  • Participate. Inevitably, part of the professional conference will require you to engage more directly than by just listening. You will need to think, come up with ideas, and ask questions. Do it! It can be tempting to sit back and let others do all the work—especially if you neglected the advice above to turn your phone off! But it would be a mistake to not get involved in the conference. You can only learn and develop in life by participating. If you had wanted to spend your day relaxing, you’d be at home binging on Netflix. Since you are taking the time to attend this event, be there and engage.
  • Connect. You will meet people at conference events who will play important roles in your professional and personal life—new clients, future employers, collaborators, mentors, teachers, champions, and even lifelong friends. To maximize this opportunity, get out and meet people. Introduce yourself, ask people what they do and actually listen to their responses, get their business cards, and follow up! Does someone have a job you might be interested in? Conduct an informational interview after the conference. Even connecting with your peers will benefit your career if you make genuine connections and then keep them alive. If you are worried that someone is too professionally senior or too important to want to talk to you, you are wrong. Read this article, and then don’t be shy about approaching speakers and leaders at the event.

If you come to the conference ready to be selfish, you will get the most out of it. But being selfish isn’t the whole story. You also need to…

BE GENEROUS

Professional success depends on relationships. Building and maintaining effective relationships requires reciprocity; you need to give at least as much as you get. The givers enjoy the most success in their careers, so come to the conference ready to be generous.

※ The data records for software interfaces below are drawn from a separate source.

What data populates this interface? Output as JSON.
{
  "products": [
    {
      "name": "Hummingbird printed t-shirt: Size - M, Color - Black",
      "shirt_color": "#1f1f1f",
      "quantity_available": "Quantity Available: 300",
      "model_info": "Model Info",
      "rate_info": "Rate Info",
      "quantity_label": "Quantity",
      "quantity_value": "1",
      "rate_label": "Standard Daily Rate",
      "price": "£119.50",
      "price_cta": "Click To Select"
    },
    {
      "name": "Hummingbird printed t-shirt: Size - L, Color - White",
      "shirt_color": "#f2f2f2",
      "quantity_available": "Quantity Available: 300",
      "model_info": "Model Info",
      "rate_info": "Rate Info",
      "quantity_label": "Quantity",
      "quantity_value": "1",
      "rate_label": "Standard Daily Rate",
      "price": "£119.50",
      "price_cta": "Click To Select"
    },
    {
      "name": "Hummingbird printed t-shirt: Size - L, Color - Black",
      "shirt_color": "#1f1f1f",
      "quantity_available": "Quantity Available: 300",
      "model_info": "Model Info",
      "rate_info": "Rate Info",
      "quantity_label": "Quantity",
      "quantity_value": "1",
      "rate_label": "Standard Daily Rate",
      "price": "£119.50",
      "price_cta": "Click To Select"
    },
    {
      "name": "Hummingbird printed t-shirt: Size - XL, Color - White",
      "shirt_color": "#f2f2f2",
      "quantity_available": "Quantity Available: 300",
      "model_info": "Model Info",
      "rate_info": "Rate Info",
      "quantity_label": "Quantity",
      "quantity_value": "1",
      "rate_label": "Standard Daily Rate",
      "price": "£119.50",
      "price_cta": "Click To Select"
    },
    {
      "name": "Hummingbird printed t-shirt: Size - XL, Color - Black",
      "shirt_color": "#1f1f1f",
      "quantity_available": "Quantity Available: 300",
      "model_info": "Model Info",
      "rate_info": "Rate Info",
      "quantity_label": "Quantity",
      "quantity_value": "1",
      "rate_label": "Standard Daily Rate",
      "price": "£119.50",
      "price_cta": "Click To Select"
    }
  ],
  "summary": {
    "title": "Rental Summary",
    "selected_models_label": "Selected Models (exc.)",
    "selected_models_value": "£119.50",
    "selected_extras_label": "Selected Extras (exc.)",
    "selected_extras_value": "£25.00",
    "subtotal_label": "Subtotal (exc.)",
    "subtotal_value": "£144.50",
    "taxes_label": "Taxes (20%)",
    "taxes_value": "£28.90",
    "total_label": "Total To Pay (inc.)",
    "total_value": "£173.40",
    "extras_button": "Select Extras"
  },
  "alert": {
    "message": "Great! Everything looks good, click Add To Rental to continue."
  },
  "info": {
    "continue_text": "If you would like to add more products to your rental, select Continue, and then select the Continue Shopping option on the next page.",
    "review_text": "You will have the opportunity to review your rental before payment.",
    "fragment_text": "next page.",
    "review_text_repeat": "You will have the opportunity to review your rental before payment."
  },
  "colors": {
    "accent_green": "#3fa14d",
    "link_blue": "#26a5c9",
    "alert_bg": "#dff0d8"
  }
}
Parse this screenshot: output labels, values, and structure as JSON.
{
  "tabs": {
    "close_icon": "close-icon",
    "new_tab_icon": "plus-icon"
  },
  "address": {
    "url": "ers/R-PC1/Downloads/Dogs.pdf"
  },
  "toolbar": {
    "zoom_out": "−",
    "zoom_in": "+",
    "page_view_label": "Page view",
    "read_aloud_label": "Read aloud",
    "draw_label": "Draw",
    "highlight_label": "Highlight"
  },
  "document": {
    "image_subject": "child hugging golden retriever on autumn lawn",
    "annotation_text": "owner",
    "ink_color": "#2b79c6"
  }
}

  • Give your attention. We already mentioned that you should shut off your phone during a professional conference—for the whole time. But it’s worth repeating because technology is such a strong temptation for all of us. Imagine you are delivering a presentation to a room full of 100 people. You gave your all in developing the content and hoped to really make a difference for the attendees. Then imagine, as you stand on the stage, you look out and see 100 downturned faces illuminated by the screens of the smartphones in their laps. How would that feel? That’s right, awful. People worked hard to create the event you are attending, and giving them your full attention is the generous and respectful thing to do. On the flip side, failing to do so is downright rude.
    • Give your input. Does the workshop leader ask for volunteers? Raise your hand. Is there a chance to ask questions? Stand up and ask. Does your discussion group need a volunteer to take notes? Do it yourself. This doesn’t mean you should jockey for attention or hog the floor. That would be most ungenerous. But you do need to engage, take some risks, and speak up. The quality of everyone’s experience is determined by the participation level of every last attendee. Be a leader and share your input.
    • Connect people to each other. Inevitably, there will be a point when you are milling around and trying to connect with others: at lunch, at the career fair, during breaks. Sometimes one of the most generous things you can do is introduce two people to each other. No one likes to feel alone in a crowd. Do you know two or three people who sat nearby at the plenary session last night? Introduce them to a professional at the corporate event. Are you attending the event with an old friend? Introduce her to other people you have met before the day ends. Did you run up and ask the keynote speaker questions when she finished her presentation? If you see her at lunch, introduce her to your seatmate. Magical things happen for everyone when you connect people with each other.

Tags: Networking